Quasar’s jaw muscle twitched. He inclined his head forward a millimeter. “Apology accepted. Now, if you will excuse me.” He turned back to the Goobalob’s cubicle.
“I didn’t realize we had such a nancy pants in our ranks,” the fellow continued. “Sure you’re in the right place? The beauty pageant is next door, Captain Starburst of the Enormous Flatulence.”
The Goobalob official’s tentacles froze in midair over her console. Through the smeared plasticon, it was apparent that every one of her eyes focused on Captain Quasar. The other Goobalobs in their cubicles had also stopped moving and stared at the captain with unguarded interest. Even the rabble behind the loud-mouthed privateer had fallen eerily silent.
Quasar took a moment to gather both himself and his thoughts, counting backwards from Zorthe in Flexicant decimals. The process took a good twenty Earth seconds, and by then, blinking and inhaling deeply through flared nostrils, he was able to pivot on one heel to face the mongrel.
The fellow grinned up at Captain Quasar.
“You sir, have overstepped,” Quasar said.
The pirate laughed. “Get a load of this guy!” He snickered, elbowing the muscular woman behind him. “Our big competition: ‘Captain Nebulous of the Great Gassy — ”
Quasar seized him by the beard-braids and pulled him up onto his toes. “A man such as yourself should know his place!”
“You think you’re better than me or something?” He wheezed foul breath into Quasar’s face.
“Of course! To call yourself a captain. Look at you. You’re a disgrace!”
“You hear that, folks? Fancy Pantaloons here thinks he’s better than the rest of us!”
The rabble rumbled their dissent. Even the Goobalobs scowled with most of their eyes.
“Wait — ” Quasar course-corrected. “I did not say — ”
“He must be planning on a landslide vote!” shouted the pirate. “Cuz I’m pretty sure I saw him skulking around earlier, rigging the voting machines!”
The captain seethed. “You, sir… are a liar.”
The buccaneer’s eyes bulged. “I am besmirched!”
His tattooed knuckles arced through the air, but of course, Captain Quasar dodged the grimy fist easily. And of course, Quasar’s own knee jerk of a retaliatory strike made solid contact, breaking more than a few of the degenerate’s rotten teeth.
And so, being the first to land his blow, it was Captain Quasar who found himself thrown out of the Office of Voting Services by numerous Goobalob security. Landing on his backside and sliding a few meters across the moon’s slick, frozen surface, Quasar activated the communication device in his collar with an angry jerk of his head.
“Hank, bring the transport pod around.” His breath came out in puffs. He got to his feet and rubbed his hands together for warmth.
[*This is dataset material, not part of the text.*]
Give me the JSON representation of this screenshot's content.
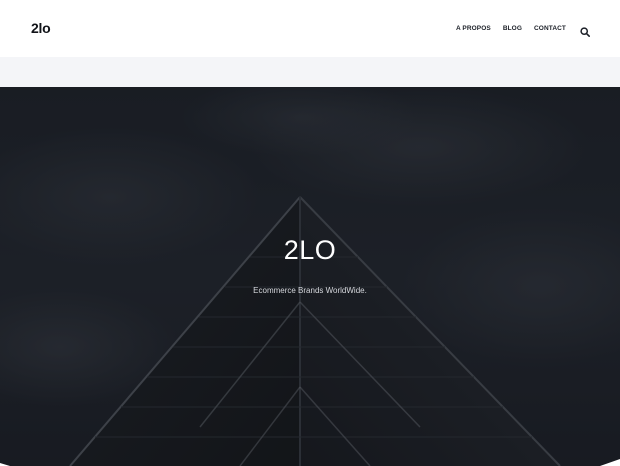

“Already?” grunted the voice of the Effervescent Magnitude‘s very hairy, four-armed navigator from orbit.
“There will always be next year.” Quasar stomped his feet and breathed on his bare hands, glaring at the icy wasteland around him and the towering, obsidian edifice of the quadrant’s voting center — the only structure on this moon.
“That’s what you said last time.” Hank remained on the line.
“‘Starship Captain of the Year.’ Stupid popularity contest.” Quasar grumbled. “Who even votes, anyway?”
“Who’d you vote for last year?”
Hank paused. “A write-in.”
Captain Quasar almost grinned as Hank brought the pod into view, sublimating the ice in billows as it descended.
Milo James Fowler is a junior high English teacher by day and a writer by night. His work has appeared or is forthcoming in Daily Science Fiction, Shimmer, and Macmillan’s Criminal Element. In his spare time, he collects rejection letters.